What powers the most powerful explosions in the Universe?

A new analysis of archival data of gamma-ray bursts (GRB), the most energetic objects in the Universe, has revealed that the process producing this emission might indeed be electrons that are cooled from near-relativistic speeds in a magnetic field. This so-called synchrotron radiation was dismissed in earlier, more indirect analyses. Scientists at the Max Planck Institute for Extraterrestrial Physics were able to fit a high fraction of GRB spectra with an idealized synchrotron model, making a convincing case for this explanation.

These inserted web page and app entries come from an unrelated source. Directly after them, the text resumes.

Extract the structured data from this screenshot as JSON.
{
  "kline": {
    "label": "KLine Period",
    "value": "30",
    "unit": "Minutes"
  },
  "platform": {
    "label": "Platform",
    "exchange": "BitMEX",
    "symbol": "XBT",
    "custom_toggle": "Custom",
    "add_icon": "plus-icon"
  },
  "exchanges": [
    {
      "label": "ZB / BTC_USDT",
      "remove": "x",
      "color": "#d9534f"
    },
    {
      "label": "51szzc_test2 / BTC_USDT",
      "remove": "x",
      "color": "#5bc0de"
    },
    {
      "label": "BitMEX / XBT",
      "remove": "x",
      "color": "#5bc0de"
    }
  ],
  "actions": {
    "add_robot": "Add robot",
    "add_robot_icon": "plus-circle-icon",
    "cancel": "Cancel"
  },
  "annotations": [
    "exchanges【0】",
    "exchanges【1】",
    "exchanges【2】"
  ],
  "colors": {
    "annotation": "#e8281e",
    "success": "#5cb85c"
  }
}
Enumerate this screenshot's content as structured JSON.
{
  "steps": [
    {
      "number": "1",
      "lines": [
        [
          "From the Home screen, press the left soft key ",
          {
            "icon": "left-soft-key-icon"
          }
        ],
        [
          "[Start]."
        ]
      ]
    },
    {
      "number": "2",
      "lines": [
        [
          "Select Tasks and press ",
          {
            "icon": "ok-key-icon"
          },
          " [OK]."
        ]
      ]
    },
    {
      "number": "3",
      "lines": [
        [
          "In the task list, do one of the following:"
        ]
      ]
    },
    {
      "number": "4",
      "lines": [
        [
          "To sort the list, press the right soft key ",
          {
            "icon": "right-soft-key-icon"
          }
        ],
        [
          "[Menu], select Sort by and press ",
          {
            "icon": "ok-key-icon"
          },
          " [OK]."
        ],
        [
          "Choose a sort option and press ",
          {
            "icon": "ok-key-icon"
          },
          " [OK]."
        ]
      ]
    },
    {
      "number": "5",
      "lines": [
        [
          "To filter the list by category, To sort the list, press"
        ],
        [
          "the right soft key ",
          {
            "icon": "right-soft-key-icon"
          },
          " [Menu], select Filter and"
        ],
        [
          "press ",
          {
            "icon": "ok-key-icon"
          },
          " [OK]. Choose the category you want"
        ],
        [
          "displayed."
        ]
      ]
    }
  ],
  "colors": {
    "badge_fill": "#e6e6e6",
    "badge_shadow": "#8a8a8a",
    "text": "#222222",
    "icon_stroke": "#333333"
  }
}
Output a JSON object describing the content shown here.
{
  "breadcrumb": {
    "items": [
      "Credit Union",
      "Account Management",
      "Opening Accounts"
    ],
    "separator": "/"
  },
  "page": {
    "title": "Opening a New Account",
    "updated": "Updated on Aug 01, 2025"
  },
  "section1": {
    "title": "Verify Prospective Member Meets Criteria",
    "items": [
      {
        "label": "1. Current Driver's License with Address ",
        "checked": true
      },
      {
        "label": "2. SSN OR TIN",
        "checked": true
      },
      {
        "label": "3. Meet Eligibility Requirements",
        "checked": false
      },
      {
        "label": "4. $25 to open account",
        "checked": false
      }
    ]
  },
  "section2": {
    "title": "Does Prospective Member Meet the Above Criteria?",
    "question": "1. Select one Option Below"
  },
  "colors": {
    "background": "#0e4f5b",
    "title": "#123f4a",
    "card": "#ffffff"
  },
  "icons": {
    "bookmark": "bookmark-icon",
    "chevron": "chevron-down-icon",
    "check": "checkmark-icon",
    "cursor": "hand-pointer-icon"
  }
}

Gamma-ray bursts (GRB) are the most energetic sources in the Universe: in a few seconds, a typical GRB will release more energy than the Sun in its entire lifetime. While there has been some progress identifying the progenitors of various types of GRBs, the physical origin of their emission is still unknown. Synchrotron emission, i.e. radiation emitted by charged particles if their path is bent somehow, was one of the early contenders, but was disregarded as it did not manage to fit some of the properties of the observed GRB spectra. Alternatively, the spectra were fit with other models, e.g. including shocks, but there were always some GRBs that violated certain limits of these models.

The spectral energy distribution of the GRBs analysed in this study. The top graphic shows how synchrotron emission changes with various amounts of cooling, while the inset shows the predictions from previous empirical models from all fitted spectra. These are ranked (top to bottom) according to the median cooling time in the synchrotron model. Credit: MPE


An international team of scientists led by the Max Planck Institute for Extraterrestrial Physics (MPE) revisited the synchrotron idea and has now taken a closer look at archival data of several GRBs observed with the Fermi Gamma-ray Burst Monitor over the past ten years. They selected a subset of GRBs with a known distance (i.e. redshift) and a single continuous, pulse-like structure, which is most likely due to a single physical event. For their sample of nearly 200 observed GRB spectra, the scientists simulated synchrotron emission from cooling electrons and applied the so-called detector response directly. Thus, they could produce mock observations and compare these models directly to the data.

“We wanted to test the simplest synchrotron models that include time-dependent cooling of electrons. The models are idealized, but the best place to start,” explains J. Michael Burgess, first author of the study now published in Nature. “Each spectrum was individually fitted and subjected to rigorous testing leading to a surprisingly high fraction of well-fit spectra using this single spectral model.”

The reason that synchrotron radiation was rejected for a long time is that historically, due to the limited power of computers, researchers used simple tests to see if the observed gamma-ray radiation looked like synchrotron. These tests checked if various shapes similar to a synchrotron (but not the synchrotron radiation itself) resembled the Gamma “rainbow”, i.e. the observed the energy distribution. Many researchers agreed that the observed shapes looked nothing like a synchrotron.

In a Gamma-Ray Burst, a massive star collapses to a black hole and sends a jet moving out into space at near the speed of light. In this jet, electrons are accelerated by shock fronts and radiate synchrotron emission as they are cooled by magnetic fields. This radiation can then be observed with telescopes such as the Fermi Gamma-ray Burst Monitor. Credit: MPE

As computers are now faster, and methods for looking at the data from satellites are more advanced, the team was now able to directly simulate how radiation originating from the synchrotron process would be observed and compare all the properties energy distribution to actual data. A critical element of the synchrotron model proved to be a magnetic field, which decelerates the electrons, “cooling” them down from their relativistic energies. The amount of cooling, however, varies across the different GRBs, and in some GRBs the researchers even found evolution of the cooling.

“The ability to model so many GRB spectra at once with a single model is very convincing,” states Jochen Greiner, senior scientist at MPE. “And as we expect the more structured GRB light curves to be a superposition of single pulses, we hope that we can we apply our analysis to all GRBs.”


However, as these individual pulses overlap, the scientists will need more advanced predictions about the time-evolution of the emission.

The next step will be to an explanation not only of the shape of the spectra but also of the overall, huge energy output. This means that the dynamics and particle acceleration of moderately magnetized astrophysical outflows will need to be studied in more detail.